Read more: ‘Virtual’ drug research is becoming a permanent reality as the coronavirus upends clinical trials and fuels a new breed of startups

LetsGetChecked – $114 million

Total funding: $114 million, according to a spokesperson

What it does: LetsGetChecked ships people at-home lab tests, such as for sexually transmitted infections.

Prominent backers: Elkstone Venture Partners, Symphony Ventures, Transformation Capital, Optum Ventures, Illumina Ventures, CommonFund Capital, Angeles Investments, Deerfield, and HLM Venture Partners, according to the company

Why VCs like the company:

The pandemic may bring new business to LetsGetChecked in the form of folks looking to get tested for COVID-19 without going into a clinic, according to Optum’s Veroneau. The company doesn’t yet offer a coronavirus test, but is planning to do so.

It’s also quieted the skeptics. 

“The value proposition of a company like that has been very, very well understood in this time,” Veroneau said. “Even, say, the skeptics before are now saying, ‘Okay, that’s why you would have a platform like this in your portfolio.'”

Doctor On Demand – $160.7 million

Total funding: $160.7 million, according to the company

What it does: Doctor On Demand connects patients with doctors via virtual appointments.

Prominent backers: Andreessen Horowitz, Goldman Sachs Investment Partners, GV, Princeville Global, Shasta Ventures, Tenaya Capital, and Venrock, according to an announcement

Why VCs like the company:

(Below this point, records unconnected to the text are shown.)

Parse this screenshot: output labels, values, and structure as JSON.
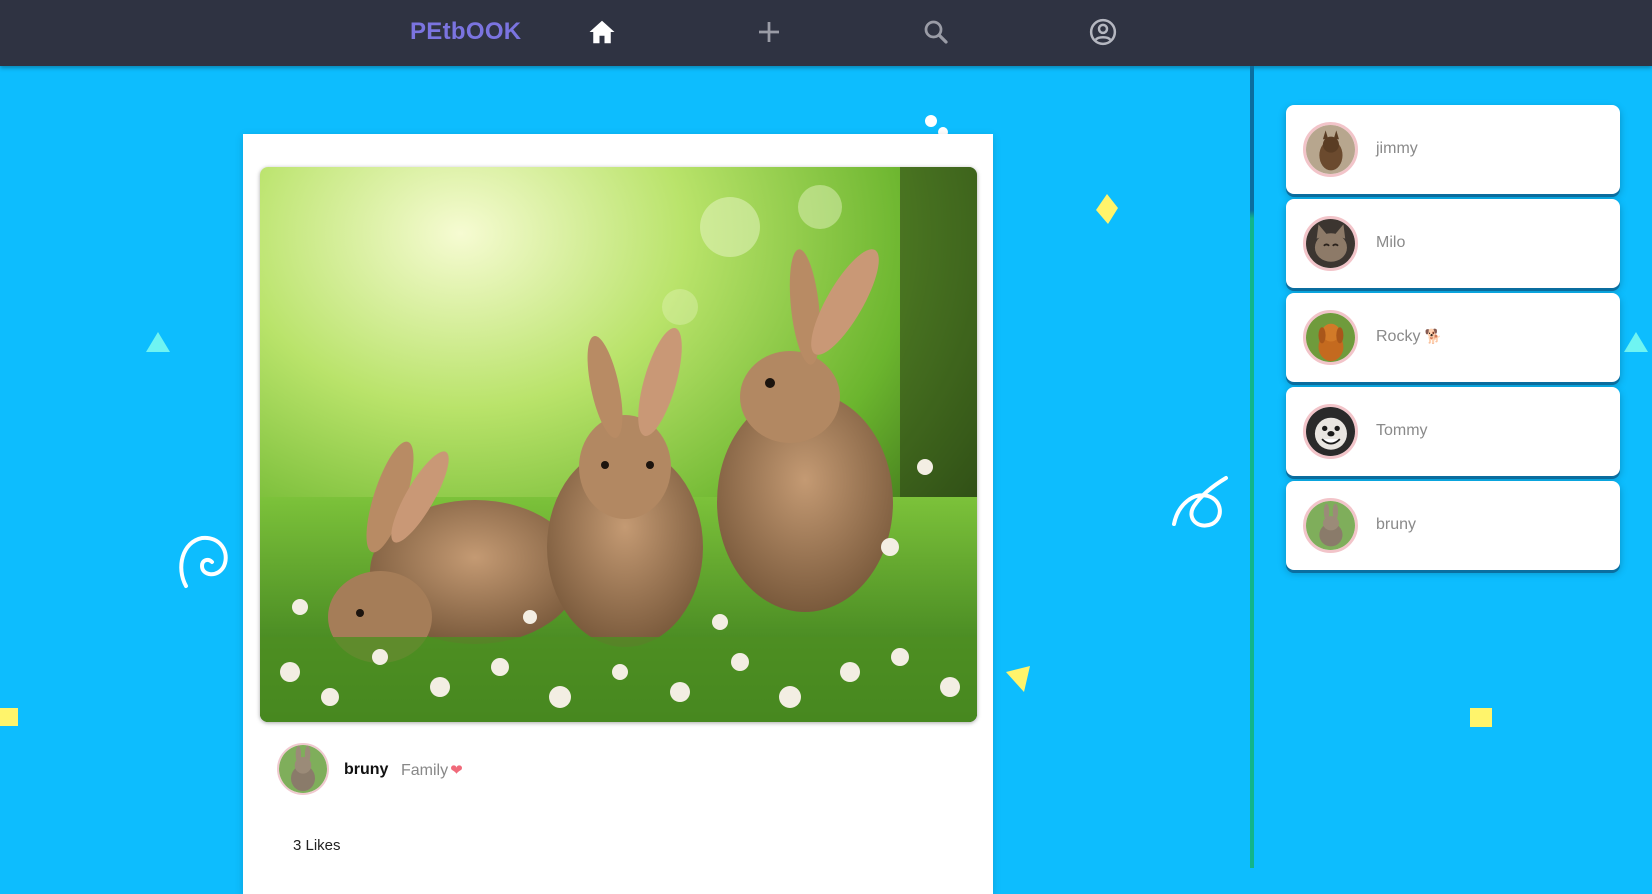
{
  "app": {
    "brand": "PEtbOOK"
  },
  "nav": {
    "items": [
      {
        "icon": "home-icon",
        "active": true
      },
      {
        "icon": "plus-icon",
        "active": false
      },
      {
        "icon": "search-icon",
        "active": false
      },
      {
        "icon": "account-circle-icon",
        "active": false
      }
    ]
  },
  "post": {
    "photo": "three-rabbits-in-grass",
    "author": "bruny",
    "caption": "Family",
    "caption_emoji": "❤",
    "likes": "3 Likes"
  },
  "friends": [
    {
      "name": "jimmy",
      "avatar": "dog-avatar"
    },
    {
      "name": "Milo",
      "avatar": "cat-avatar"
    },
    {
      "name": "Rocky",
      "emoji": "🐕",
      "avatar": "golden-retriever-avatar"
    },
    {
      "name": "Tommy",
      "avatar": "smiling-dog-avatar"
    },
    {
      "name": "bruny",
      "avatar": "rabbit-avatar"
    }
  ],
  "colors": {
    "background": "#0dbdfe",
    "navbar": "#2f3342",
    "brand": "#7b74e0",
    "card": "#ffffff",
    "card_shadow": "#0b6ea0",
    "heart": "#f06a7a",
    "confetti_yellow": "#fff46b",
    "confetti_cyan": "#6ff4f2"
  }
}
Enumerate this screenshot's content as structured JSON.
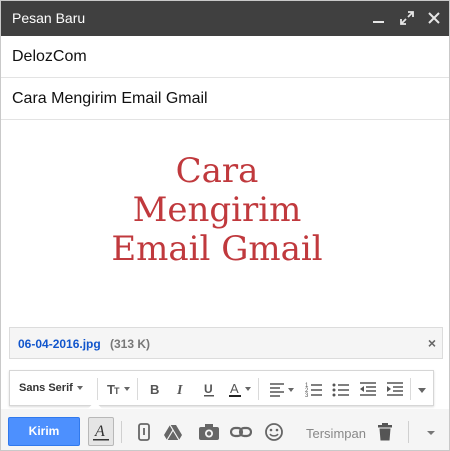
{
  "window": {
    "title": "Pesan Baru",
    "controls": [
      "minimize-icon",
      "expand-icon",
      "close-icon"
    ]
  },
  "compose": {
    "to_value": "DelozCom",
    "subject_value": "Cara Mengirim Email Gmail",
    "body_lines": [
      "Cara",
      "Mengirim",
      "Email Gmail"
    ],
    "body_color": "#c0393d"
  },
  "attachment": {
    "name": "06-04-2016.jpg",
    "size": "(313 K)",
    "close_label": "×"
  },
  "formatting": {
    "font": "Sans Serif",
    "icons": [
      "text-size-icon",
      "bold-icon",
      "italic-icon",
      "underline-icon",
      "text-color-icon",
      "align-icon",
      "numbered-list-icon",
      "bulleted-list-icon",
      "indent-less-icon",
      "indent-more-icon",
      "more-formatting-icon"
    ]
  },
  "bottom": {
    "send_label": "Kirim",
    "saved_label": "Tersimpan",
    "send_color": "#4d90fe",
    "icons": [
      "formatting-toggle-icon",
      "attach-icon",
      "drive-icon",
      "photo-icon",
      "link-icon",
      "emoji-icon",
      "trash-icon",
      "more-options-icon"
    ]
  }
}
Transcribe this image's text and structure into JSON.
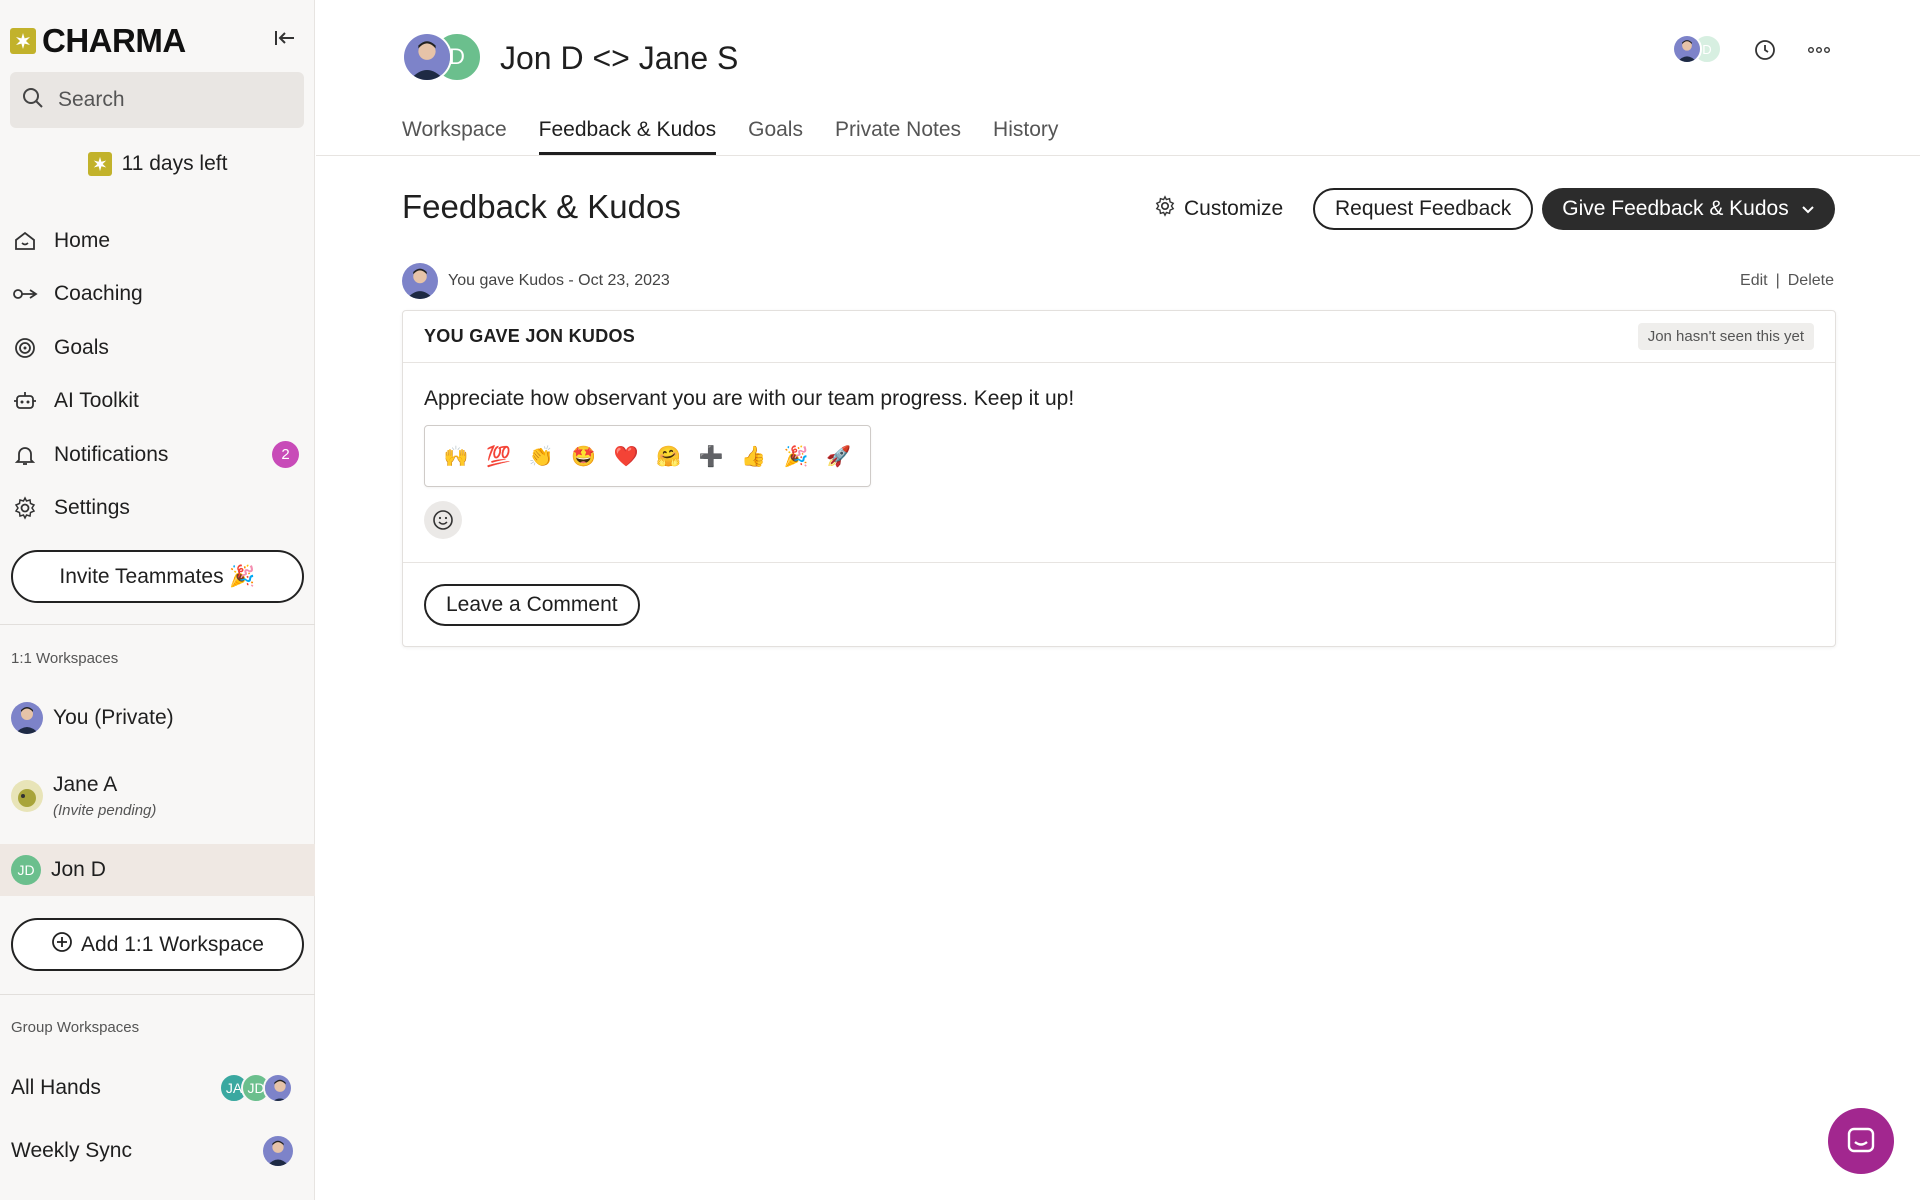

“We are seeing within our own portfolio a huge push towards telemedicine and we believe that habits are actually permanently changing,” said Cami Samuels, a partner at Venrock who focuses on biotech, medical devices, and consumer health.

“Once people have engaged with a product like [Doctor On Demand], they’re much more likely to use again. So, there’s adoption by your employer of telemedicine, and then there’s engagement by the employees, and that engagement has gone up,” she said.

Read more: Meet the 12 telemedicine startups being put to the test as they gear up to confront the coronavirus pandemic.

Lyra Health – $176 million

Disclosed funding: $176 million, according to a spokesperson

What it does: Lyra Health works with companies like Starbucks and Zoom to help their employees access mental healthcare services.

Prominent backers: Casdin Capital, Crown Ventures, Glynn Capital Partners, Greylock Partners, Institutional Venture Partners, Meritech Capital, Providence Ventures, Tenaya Capital, and Venrock, according to the spokesperson

Why VCs like the company:

Lyra “is all about carving out mental health benefits and, as you can imagine, the demand for mental health has gone up a fair amount in the post-COVID era,” said Venrock’s Samuels.

GV’s Yeshwant also said the startup was poised to do well, though GV is not currently an investor in Lyra.

“You kind of think about the mental health impact that all of this has on employees. As an employer, what sort of resources do you really provide?” Yeshwant said in an interview. “That’s not something people are often thinking about.”

KRY – $250.6 million

Total funding: $250.6 million, according to a spokesperson for the company

What it does: KRY, a telemedicine company, facilitates video appointments between patients and doctors about a range of general health issues.

Prominent backers: Accel, Ontario Teachers’ Pension Plan, Creandum, and Index Ventures, according to KRY

Why VCs like the company:

In addition to more consumer awareness of telemedicine offerings due to the pandemic, KRY is also benefiting from doctors’ newfound willingness to give the technology a shot, Accel’s Noeth told Business Insider.

“It’s benefited from Covid from a number of angles,” Noeth said. “Now physicians are like, ‘You know what? I’m going to try it’. And then they try it and they think it’s awesome,” she added.

Read more: Investors just poured $14.6 billion into startups working to transform healthcare. These are the 10 companies that pulled in the most cash.